A trans woman has opened up about life working as a prostitute in Malta in the 1990s, revealing that even magistrates used to seek her services.
“I had all types of clients, from criminals and shoemakers to magistrates and doctors. Sex sells,” Raquel Richards said in an interview with ONE TV’s new show Stat ta’ Fatt.
Richards was refreshingly frank about her experience as a prostitute, stating that the money was extremely attractive but that she eventually started feeling dirty.
“At the start, I honestly felt on top of the world,” she said. “I was making easy money and living a materialistically good and lazy life and the money kept coming in. I used to make up to 300-400 liri Maltin (€699-€932) a night, go out drinking at Paceville, wake up late, go shopping and only go to work the next day if I felt like. I was my own boss and it felt good.”
However, there was much darker side to the job. Richards recounted how she once visited a client’s house to find seven men waiting for her. They each took turns having sex with her, holding a knife to her throat as they did so, an experience she describes as surreal.
“You are putting yourself in unbelievably risky situations. Prostitutes agree to do something for a certain amount of money but clients sometimes ignore that agreement and keep on going. I view that as rape but society doesn’t believe so because they say that the prostitute chose to get paid for sex.”
“Many prostitutes get used and raped but cannot speak up because the mentality is so close-minded that if a prostitute reports a client for rape, she’ll be asked how she could have got raped when she had agreed to sell her body?”
However, Richards said the good money makes it difficult for prostitutes to quit the profession.
“Imagine going from an income of €200 an hour to an income of €5 an hour. Once you’re hooked, you’re hooked and it’s not easy to go back. It’s an addiction.”
Moreover, she said working in prostitution had long-term psychological effects on her.
“After an amount of time, you feel so used that you resort to either alcohol or drugs,” she said. “I don’t believe any prostitute doesn’t resort to a substance in the long-term. You need to feel numb to keep doing that job.”
It also strained her personal romantic relationships, with lovers unable to look past the fact that she had sex with other people for a living.

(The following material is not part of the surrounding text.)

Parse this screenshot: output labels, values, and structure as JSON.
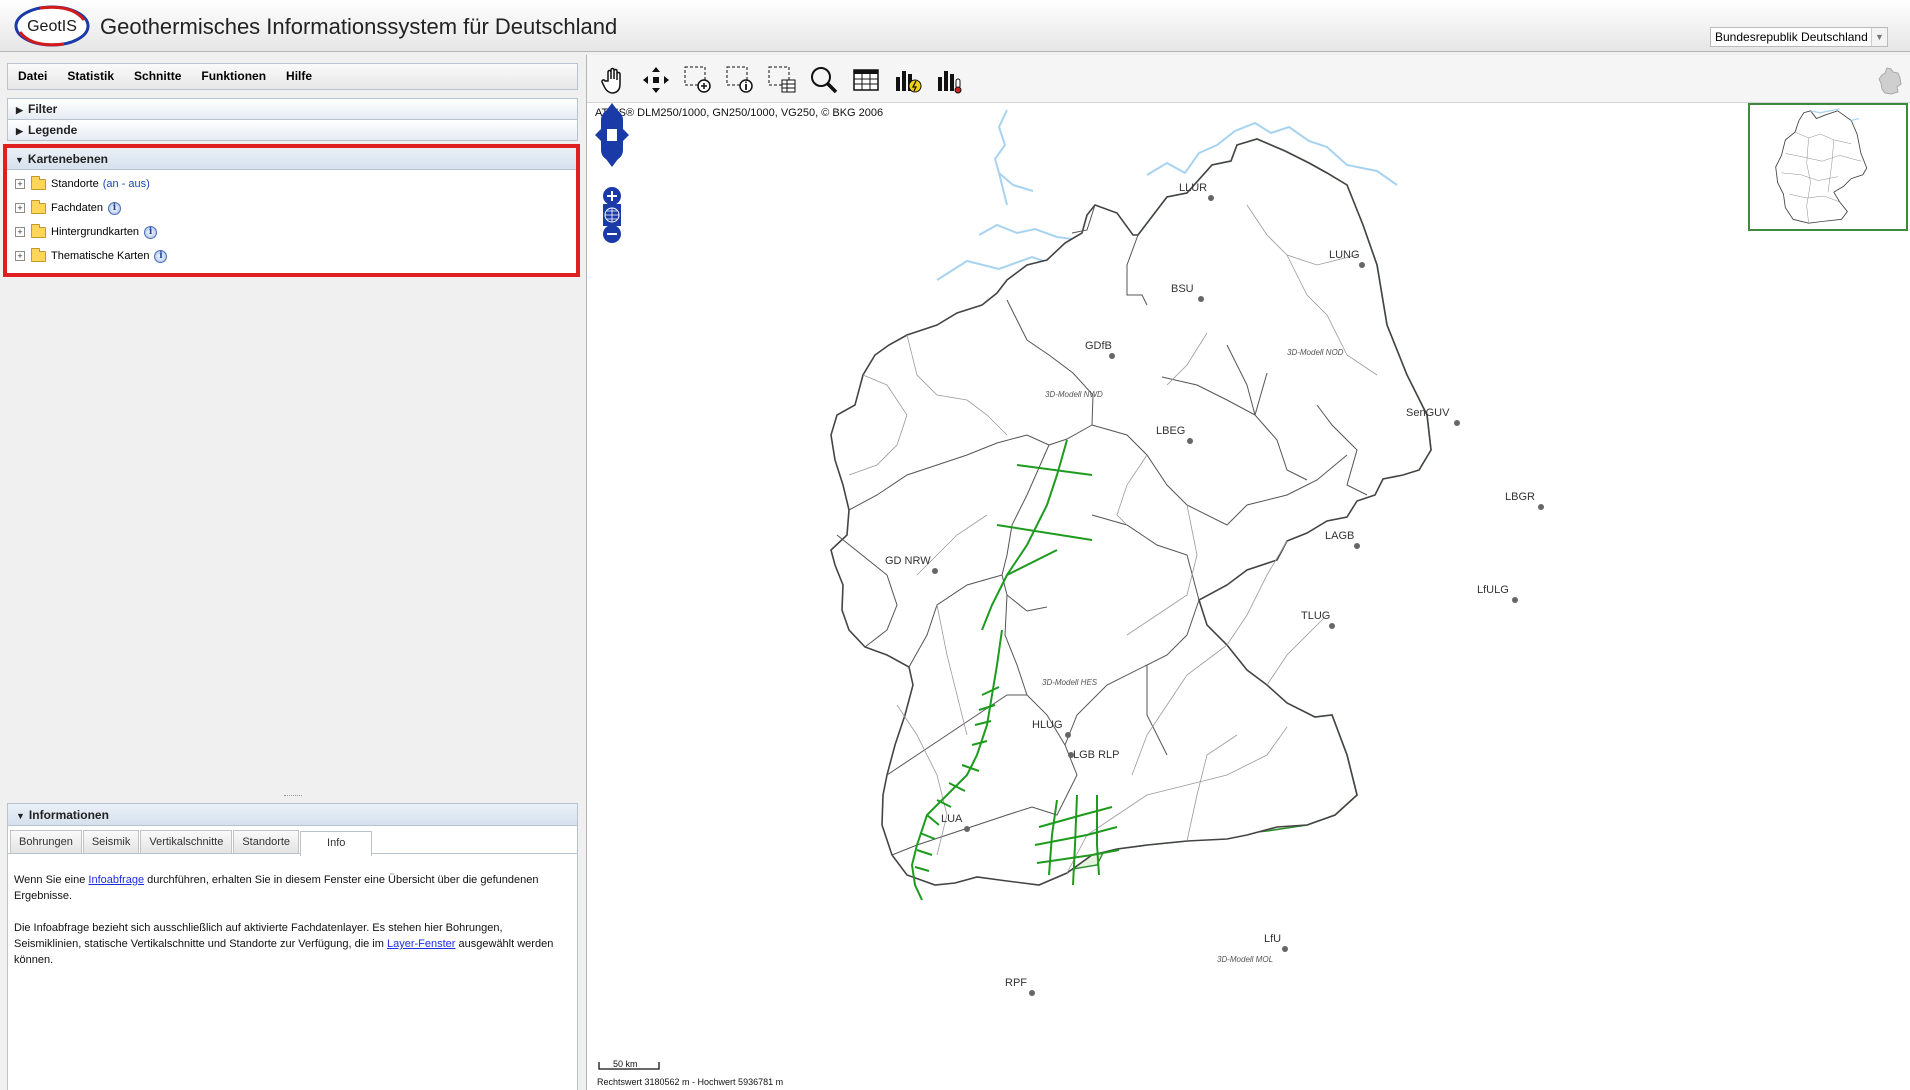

“You will be labelled, and no one would take me seriously in a relationship,” she said. “Once you enter that job, people will look down on you, even long after you’ve left it. You keep feeling dirty and those who deny that’s the case only do so out of pride.
Stat ta’ Fatt, presented by Paula Cauchi, airs every Tuesday at 9pm on ONE.